The first area is the computers science field of neural networks (part of AI research). There is a definite issue when it comes to neural networks in that they can become “over trained” and their performance suffers. Our memories are stored in very unique neural networks, but probably not so unique that they are immune to over training.
The second field seems unrelated but isn’t. Within the arena of holography, there is a way to store multiple images inside a single cube of image recording material. They use a reference laser to index the image when stored and use that same reference to retrieve that particular image vs. the other images store in the cube. However, there is a limit to how many images can be stored in a single cube before it becomes saturated. The closer they get to that limit, the fuzzier the retrieved images become as they start to bleed over into each other. There is evidence that human memory is holographic in nature and if so, our memories would likely suffer from the same saturation problem.
Think of it this way, the first time you ever walk into a room to go retrieve something (or place something down), it’s a novel experience, distinct from any other, and thus easy to remember. The 500th time you do it, there is little to differentiate it from the other 499 times, making it that much harder to recall that one particular time. As we age, we may have done a particular thing many thousands if not tens of thousands or even hundreds of thousands of times — remembering one unremarkable instance out of that huge dataset can be quite the challenge if not impossible.

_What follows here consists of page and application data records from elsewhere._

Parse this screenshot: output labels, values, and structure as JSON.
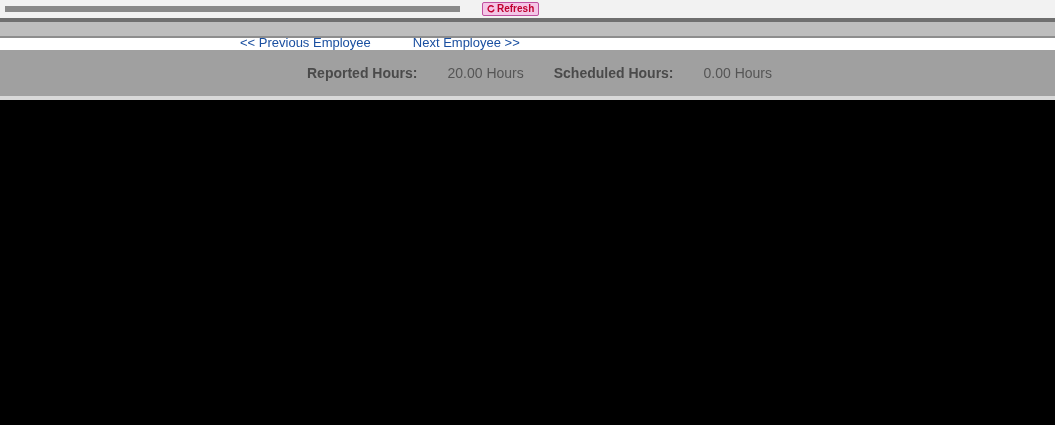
{
  "toolbar": {
    "refresh_button": "Refresh"
  },
  "navigation": {
    "previous": "<< Previous Employee",
    "next": "Next Employee >>"
  },
  "summary": [
    {
      "label": "Reported Hours:",
      "value": "20.00 Hours"
    },
    {
      "label": "Scheduled Hours:",
      "value": "0.00 Hours"
    }
  ]
}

There just isn’t enough differentiation to make it unique enough to remember, it just blurs in with all the other times.
That is quite distinct from remember aspects of your life that are characteristics rather than events. As in the example in the article, the fact that you wear glasses is a singular fact that doesn’t change over time (or at least rarely), there should be no trouble remembering that. Putting your glasses down is just one event in a (usually) long list of similar events, quite unremarkable and easily forgotten. The first kind of memory loss is a real problem that might have medical causes and should be treated accordingly, the second kind of memory loss is the normal natural outcome of a long life even for a perfectly functioning, 100% effective brain.

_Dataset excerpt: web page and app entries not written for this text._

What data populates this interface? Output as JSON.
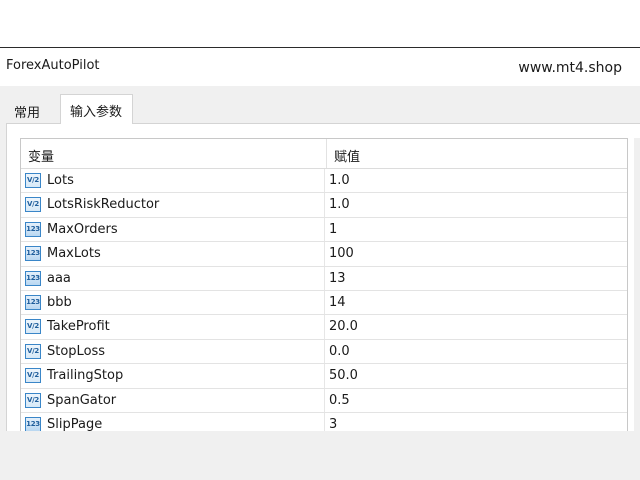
{
  "titlebar": {
    "app_name": "ForexAutoPilot",
    "watermark": "www.mt4.shop"
  },
  "tabs": [
    {
      "label": "常用"
    },
    {
      "label": "输入参数"
    }
  ],
  "grid": {
    "columns": {
      "name": "变量",
      "value": "赋值"
    },
    "rows": [
      {
        "icon": "double-type-icon",
        "icon_text": "V/2",
        "name": "Lots",
        "value": "1.0"
      },
      {
        "icon": "double-type-icon",
        "icon_text": "V/2",
        "name": "LotsRiskReductor",
        "value": "1.0"
      },
      {
        "icon": "integer-type-icon",
        "icon_text": "123",
        "name": "MaxOrders",
        "value": "1"
      },
      {
        "icon": "integer-type-icon",
        "icon_text": "123",
        "name": "MaxLots",
        "value": "100"
      },
      {
        "icon": "integer-type-icon",
        "icon_text": "123",
        "name": "aaa",
        "value": "13"
      },
      {
        "icon": "integer-type-icon",
        "icon_text": "123",
        "name": "bbb",
        "value": "14"
      },
      {
        "icon": "double-type-icon",
        "icon_text": "V/2",
        "name": "TakeProfit",
        "value": "20.0"
      },
      {
        "icon": "double-type-icon",
        "icon_text": "V/2",
        "name": "StopLoss",
        "value": "0.0"
      },
      {
        "icon": "double-type-icon",
        "icon_text": "V/2",
        "name": "TrailingStop",
        "value": "50.0"
      },
      {
        "icon": "double-type-icon",
        "icon_text": "V/2",
        "name": "SpanGator",
        "value": "0.5"
      },
      {
        "icon": "integer-type-icon",
        "icon_text": "123",
        "name": "SlipPage",
        "value": "3"
      }
    ]
  },
  "colors": {
    "icon_border": "#3a86c8",
    "dialog_bg": "#f0f0f0",
    "panel_bg": "#ffffff"
  }
}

As to the CDC, as a human run organization of humans it will have it’s issues and failures, but it doesn’t mean *everything* coming of the CDC is garbage. One should never automatically trust nor automatically throw away something from *any* organization. Just as its simplistic to simply believe everything the CDC says, it’s also simplistic to automatically dismiss everything the CDC says. Just like everything and everybody else, it’s a mixed bag.
Agree that the CDC
CDC has lost me. I no longer trust or believe anything they say! They told lies to the American people and participated in isolating us and causing unnecessary frats.
These days whenever I hear quotes from the CDC and the NIH, I lose respect for the article. It’s a shame, but we have been so throughly deceived by them these past years, they have lost all credibility in my book.
Absolutely right on! CDC has zero credibility. The quickest way to get me to NOT read or trust any article is to quote the CDC.